"We hope to see continuous growth, even beyond South Africa, as the rest of the continent becomes more industrialized and implements local content policies."
Can you give an overview of Fabchem Mining and the company’s history in South Africa?
Fabchem was established in 1996 and specializes in providing total underground support solutions for hard rock and coal mines. We are a trusted and reliable manufacturer, distributor, and supplier with a footprint across Africa, Australia and South America. Our primary markets are in the SADEC and West African regions. Our main business is strata control, and we manufacture and sell different anchors which are customized based on clients’ specifications and are suitable for any hole size. We aim to continuously develop advanced innovative solutions for the mining and civil strata support industries.
Can you elaborate on Fabchem’s innovative products?
Fabchem is a leading OEM of strata control products. We innovate through intensive market research and performance appraisal of our current and new products. Our stressing jacks, used to tension cable anchors, are the lightest on the market, which significantly helps with productivity and overall ergonomics. Our grout detector is a handheld electronic unit used to detect and provide assurance that an anchor has been full column grouted during and after an installation of a cable anchor. The grout detector also uses sensors attached to the cable anchor to detect that sufficient grout is pumped to cover the full length of the cable anchor. Up to three colour-coded sensors are installed to measure at the start, centre, and end of the cable anchor. If you don’t grout properly, the risk of ground fall is much higher, and thus our validation device is an innovative solution that significantly increases safety. Fachem also offers portable drilling equipment, including new and refurbished portable gopher roof bolters.

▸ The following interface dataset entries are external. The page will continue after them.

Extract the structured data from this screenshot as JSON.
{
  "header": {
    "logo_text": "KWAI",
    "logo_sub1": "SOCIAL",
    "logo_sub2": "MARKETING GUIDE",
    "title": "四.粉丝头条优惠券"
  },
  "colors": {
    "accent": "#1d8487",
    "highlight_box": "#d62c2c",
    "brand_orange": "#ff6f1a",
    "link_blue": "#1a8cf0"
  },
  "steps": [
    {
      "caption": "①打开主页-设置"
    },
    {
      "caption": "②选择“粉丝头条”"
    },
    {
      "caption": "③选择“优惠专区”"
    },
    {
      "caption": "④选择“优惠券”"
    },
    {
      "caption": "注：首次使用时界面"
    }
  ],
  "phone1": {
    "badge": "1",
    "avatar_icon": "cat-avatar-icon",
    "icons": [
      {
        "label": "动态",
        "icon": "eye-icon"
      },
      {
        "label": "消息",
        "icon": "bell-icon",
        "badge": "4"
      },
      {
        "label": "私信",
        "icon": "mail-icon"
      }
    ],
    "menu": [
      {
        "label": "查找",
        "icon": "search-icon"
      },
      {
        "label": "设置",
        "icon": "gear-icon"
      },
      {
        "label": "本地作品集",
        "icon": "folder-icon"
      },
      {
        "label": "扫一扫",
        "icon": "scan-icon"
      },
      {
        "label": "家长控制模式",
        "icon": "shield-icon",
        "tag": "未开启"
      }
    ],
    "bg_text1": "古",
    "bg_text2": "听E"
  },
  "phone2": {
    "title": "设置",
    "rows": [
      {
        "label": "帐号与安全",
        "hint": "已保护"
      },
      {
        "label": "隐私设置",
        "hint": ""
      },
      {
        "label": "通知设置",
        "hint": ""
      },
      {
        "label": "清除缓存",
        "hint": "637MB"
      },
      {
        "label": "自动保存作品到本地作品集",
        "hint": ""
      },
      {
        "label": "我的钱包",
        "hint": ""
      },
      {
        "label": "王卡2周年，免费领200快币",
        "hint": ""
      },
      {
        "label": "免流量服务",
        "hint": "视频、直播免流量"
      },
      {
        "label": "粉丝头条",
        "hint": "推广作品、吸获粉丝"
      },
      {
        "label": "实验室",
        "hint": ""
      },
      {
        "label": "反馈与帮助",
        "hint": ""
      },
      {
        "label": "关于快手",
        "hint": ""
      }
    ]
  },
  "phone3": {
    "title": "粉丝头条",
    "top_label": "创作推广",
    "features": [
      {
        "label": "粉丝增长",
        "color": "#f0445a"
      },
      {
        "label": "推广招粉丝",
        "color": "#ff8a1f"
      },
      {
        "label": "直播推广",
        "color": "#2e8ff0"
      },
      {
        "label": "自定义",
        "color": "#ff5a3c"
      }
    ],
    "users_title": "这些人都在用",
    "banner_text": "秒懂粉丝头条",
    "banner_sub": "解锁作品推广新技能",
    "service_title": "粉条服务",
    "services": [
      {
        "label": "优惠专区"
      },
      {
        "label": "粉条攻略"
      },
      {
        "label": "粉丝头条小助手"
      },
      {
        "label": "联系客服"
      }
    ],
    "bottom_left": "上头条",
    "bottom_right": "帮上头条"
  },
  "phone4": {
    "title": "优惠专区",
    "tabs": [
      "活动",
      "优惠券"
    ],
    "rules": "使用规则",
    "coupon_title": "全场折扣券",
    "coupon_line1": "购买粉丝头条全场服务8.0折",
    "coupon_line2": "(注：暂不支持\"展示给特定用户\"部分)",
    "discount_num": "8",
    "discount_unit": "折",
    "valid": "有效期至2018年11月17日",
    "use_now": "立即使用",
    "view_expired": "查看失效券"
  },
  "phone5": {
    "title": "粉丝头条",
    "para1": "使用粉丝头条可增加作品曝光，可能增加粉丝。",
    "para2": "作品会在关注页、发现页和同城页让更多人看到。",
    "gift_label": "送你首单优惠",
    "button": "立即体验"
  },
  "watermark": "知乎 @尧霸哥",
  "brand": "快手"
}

Have local content laws in South Africa contributed to Fabchem’s growth?
The focus on local content development has facilitated the company’s growth in many ways. Mines are looking to help local companies develop, improve their technologies, and become globally competitive. We hope to see continuous growth, even beyond South Africa, as the rest of the continent becomes more industrialized and implements local content policies.
How is the company capitalizing on digitization and automation trends?
Fabchem is differentiated through its innovations and generates new technologies to stay competitive in a global market. We have projects underway to ensure that our products and systems embrace the fourth industrial revolution. Most of the systems we use to run our business are already cloud-based, giving us remote visibility and flexibility. We are also starting to install digital principles into our products, enabling us to link our machines to the cloud and implement automation technologies to increase safety.
How does the South African mining charter support local manufacturers and promote their development?
The mining charter, as it applies to the procurement of goods, has been a major step forward. There are areas where the Minerals Council is challenging the charter, but we are yet to see the outcome. Overall, local content requirements helped us focus on what can be achieved in South Africa. We are not yet as organized as we should be concerning local manufacturing, but we are on the right path. Promoting local manufacturing is also a huge opportunity for job creation.
Product coding is essential so that demands can be aggregated. Once we know the volumes being consumed by the mining industry, it is much easier to build a business case around producing items locally. A proper coding system will allow for easy reporting on consumables and local content procurement. There is also the challenge of various definitions of local content, and this uncertainty needs to be cleared up to increase investor confidence and attract FDI.